Segment Start: Data for this task
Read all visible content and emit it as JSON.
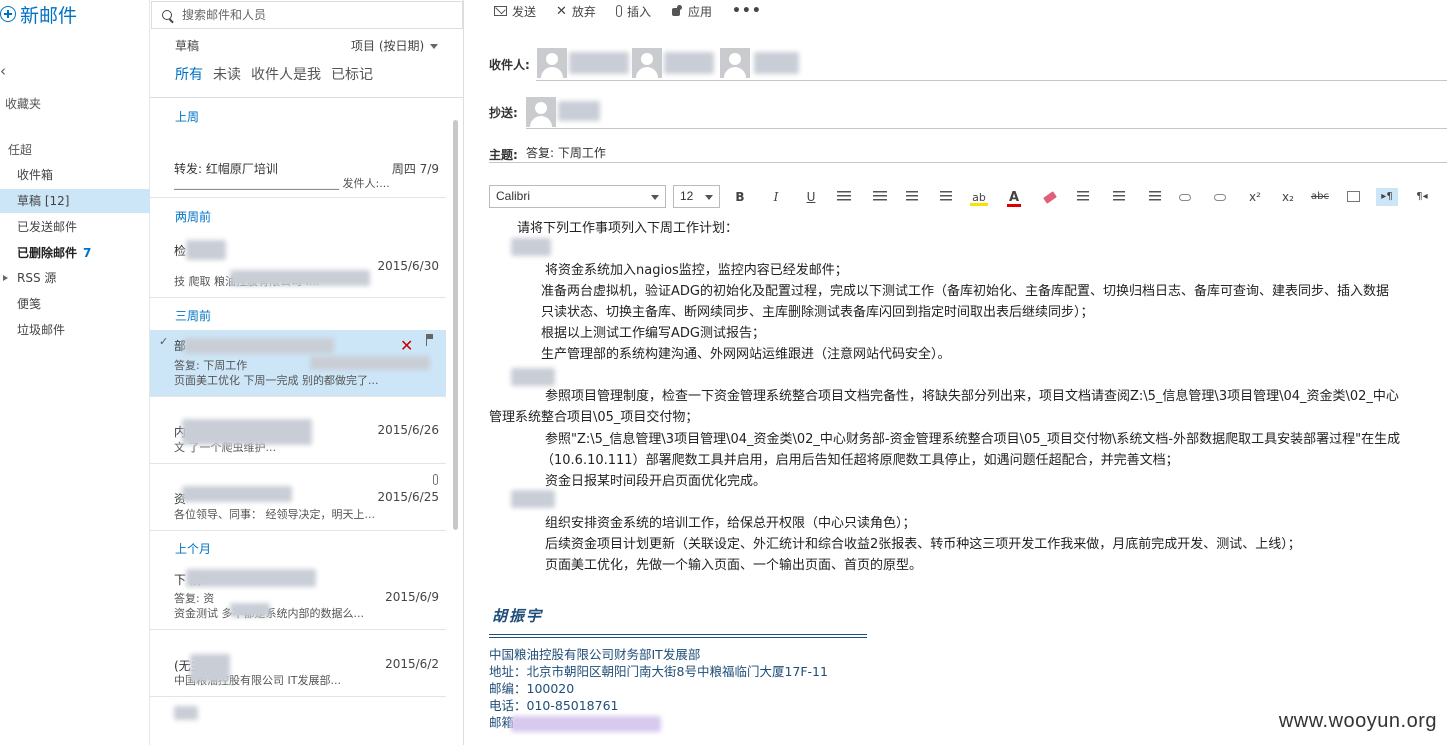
{
  "nav": {
    "new_mail": "新邮件",
    "collapse_glyph": "‹",
    "favorites": "收藏夹",
    "account": "任超",
    "items": [
      {
        "label": "收件箱",
        "count": ""
      },
      {
        "label": "草稿 [12]",
        "count": ""
      },
      {
        "label": "已发送邮件",
        "count": ""
      },
      {
        "label": "已删除邮件",
        "count": "7"
      },
      {
        "label": "RSS 源",
        "count": ""
      },
      {
        "label": "便笺",
        "count": ""
      },
      {
        "label": "垃圾邮件",
        "count": ""
      }
    ]
  },
  "list": {
    "search_placeholder": "搜索邮件和人员",
    "folder": "草稿",
    "sort": "项目 (按日期)",
    "filters": [
      "所有",
      "未读",
      "收件人是我",
      "已标记"
    ],
    "groups": [
      "上周",
      "两周前",
      "三周前",
      "上个月"
    ],
    "rows": [
      {
        "line1": "转发: 红帽原厂培训",
        "date": "周四 7/9",
        "line2": "______________________________ 发件人:..."
      },
      {
        "line1": "检",
        "date": "2015/6/30",
        "line2": "技        爬取                     粮油控股有限公司 I..."
      },
      {
        "line1": "部",
        "date": "",
        "line2a": "答复: 下周工作",
        "line2": "页面美工优化 下周一完成  别的都做完了..."
      },
      {
        "line1": "内",
        "date": "2015/6/26",
        "line2": "文                    了一个爬虫维护..."
      },
      {
        "line1": "资",
        "date": "2015/6/25",
        "line2": "各位领导、同事：  经领导决定，明天上..."
      },
      {
        "line1": "下         前",
        "date": "2015/6/9",
        "line2a": "答复: 资",
        "line2": "资金测试       多不都是系统内部的数据么..."
      },
      {
        "line1": "(无主",
        "date": "2015/6/2",
        "line2": "     中国粮油控股有限公司 IT发展部..."
      }
    ]
  },
  "compose": {
    "toolbar": [
      "发送",
      "放弃",
      "插入",
      "应用"
    ],
    "more": "•••",
    "to_label": "收件人:",
    "cc_label": "抄送:",
    "subject_label": "主题:",
    "subject": "答复: 下周工作",
    "font": "Calibri",
    "size": "12",
    "fmt": {
      "bold": "B",
      "italic": "I",
      "underline": "U",
      "superscript": "x²",
      "subscript": "x₂",
      "strike": "abc",
      "ltr": "▸¶",
      "rtl": "¶◂"
    },
    "body": [
      "请将下列工作事项列入下周工作计划：",
      "将资金系统加入nagios监控，监控内容已经发邮件；",
      "准备两台虚拟机，验证ADG的初始化及配置过程，完成以下测试工作（备库初始化、主备库配置、切换归档日志、备库可查询、建表同步、插入数据",
      "只读状态、切换主备库、断网续同步、主库删除测试表备库闪回到指定时间取出表后继续同步）；",
      "根据以上测试工作编写ADG测试报告；",
      "生产管理部的系统构建沟通、外网网站运维跟进（注意网站代码安全）。",
      "参照项目管理制度，检查一下资金管理系统整合项目文档完备性，将缺失部分列出来，项目文档请查阅Z:\\5_信息管理\\3项目管理\\04_资金类\\02_中心",
      "管理系统整合项目\\05_项目交付物；",
      "参照\"Z:\\5_信息管理\\3项目管理\\04_资金类\\02_中心财务部-资金管理系统整合项目\\05_项目交付物\\系统文档-外部数据爬取工具安装部署过程\"在生成",
      "（10.6.10.111）部署爬数工具并启用，启用后告知任超将原爬数工具停止，如遇问题任超配合，并完善文档；",
      "资金日报某时间段开启页面优化完成。",
      "组织安排资金系统的培训工作，给保总开权限（中心只读角色）；",
      "后续资金项目计划更新（关联设定、外汇统计和综合收益2张报表、转币种这三项开发工作我来做，月底前完成开发、测试、上线）；",
      "页面美工优化，先做一个输入页面、一个输出页面、首页的原型。"
    ],
    "signature": {
      "name": "胡振宇",
      "lines": [
        "中国粮油控股有限公司财务部IT发展部",
        "地址：北京市朝阳区朝阳门南大街8号中粮福临门大厦17F-11",
        "邮编：100020",
        "电话：010-85018761",
        "邮箱："
      ]
    }
  },
  "watermark": "www.wooyun.org"
}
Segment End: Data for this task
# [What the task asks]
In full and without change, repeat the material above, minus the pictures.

# [Task output]
Read all visible content and emit it as JSON.
{
  "nav": {
    "new_mail": "新邮件",
    "collapse_glyph": "‹",
    "favorites": "收藏夹",
    "account": "任超",
    "items": [
      {
        "label": "收件箱",
        "count": ""
      },
      {
        "label": "草稿 [12]",
        "count": ""
      },
      {
        "label": "已发送邮件",
        "count": ""
      },
      {
        "label": "已删除邮件",
        "count": "7"
      },
      {
        "label": "RSS 源",
        "count": ""
      },
      {
        "label": "便笺",
        "count": ""
      },
      {
        "label": "垃圾邮件",
        "count": ""
      }
    ]
  },
  "list": {
    "search_placeholder": "搜索邮件和人员",
    "folder": "草稿",
    "sort": "项目 (按日期)",
    "filters": [
      "所有",
      "未读",
      "收件人是我",
      "已标记"
    ],
    "groups": [
      "上周",
      "两周前",
      "三周前",
      "上个月"
    ],
    "rows": [
      {
        "line1": "转发: 红帽原厂培训",
        "date": "周四 7/9",
        "line2": "______________________________ 发件人:..."
      },
      {
        "line1": "检",
        "date": "2015/6/30",
        "line2": "技        爬取                     粮油控股有限公司 I..."
      },
      {
        "line1": "部",
        "date": "",
        "line2a": "答复: 下周工作",
        "line2": "页面美工优化 下周一完成  别的都做完了..."
      },
      {
        "line1": "内",
        "date": "2015/6/26",
        "line2": "文                    了一个爬虫维护..."
      },
      {
        "line1": "资",
        "date": "2015/6/25",
        "line2": "各位领导、同事：  经领导决定，明天上..."
      },
      {
        "line1": "下         前",
        "date": "2015/6/9",
        "line2a": "答复: 资",
        "line2": "资金测试       多不都是系统内部的数据么..."
      },
      {
        "line1": "(无主",
        "date": "2015/6/2",
        "line2": "     中国粮油控股有限公司 IT发展部..."
      }
    ]
  },
  "compose": {
    "toolbar": [
      "发送",
      "放弃",
      "插入",
      "应用"
    ],
    "more": "•••",
    "to_label": "收件人:",
    "cc_label": "抄送:",
    "subject_label": "主题:",
    "subject": "答复: 下周工作",
    "font": "Calibri",
    "size": "12",
    "fmt": {
      "bold": "B",
      "italic": "I",
      "underline": "U",
      "superscript": "x²",
      "subscript": "x₂",
      "strike": "abc",
      "ltr": "▸¶",
      "rtl": "¶◂"
    },
    "body": [
      "请将下列工作事项列入下周工作计划：",
      "将资金系统加入nagios监控，监控内容已经发邮件；",
      "准备两台虚拟机，验证ADG的初始化及配置过程，完成以下测试工作（备库初始化、主备库配置、切换归档日志、备库可查询、建表同步、插入数据",
      "只读状态、切换主备库、断网续同步、主库删除测试表备库闪回到指定时间取出表后继续同步）；",
      "根据以上测试工作编写ADG测试报告；",
      "生产管理部的系统构建沟通、外网网站运维跟进（注意网站代码安全）。",
      "参照项目管理制度，检查一下资金管理系统整合项目文档完备性，将缺失部分列出来，项目文档请查阅Z:\\5_信息管理\\3项目管理\\04_资金类\\02_中心",
      "管理系统整合项目\\05_项目交付物；",
      "参照\"Z:\\5_信息管理\\3项目管理\\04_资金类\\02_中心财务部-资金管理系统整合项目\\05_项目交付物\\系统文档-外部数据爬取工具安装部署过程\"在生成",
      "（10.6.10.111）部署爬数工具并启用，启用后告知任超将原爬数工具停止，如遇问题任超配合，并完善文档；",
      "资金日报某时间段开启页面优化完成。",
      "组织安排资金系统的培训工作，给保总开权限（中心只读角色）；",
      "后续资金项目计划更新（关联设定、外汇统计和综合收益2张报表、转币种这三项开发工作我来做，月底前完成开发、测试、上线）；",
      "页面美工优化，先做一个输入页面、一个输出页面、首页的原型。"
    ],
    "signature": {
      "name": "胡振宇",
      "lines": [
        "中国粮油控股有限公司财务部IT发展部",
        "地址：北京市朝阳区朝阳门南大街8号中粮福临门大厦17F-11",
        "邮编：100020",
        "电话：010-85018761",
        "邮箱："
      ]
    }
  },
  "watermark": "www.wooyun.org"
}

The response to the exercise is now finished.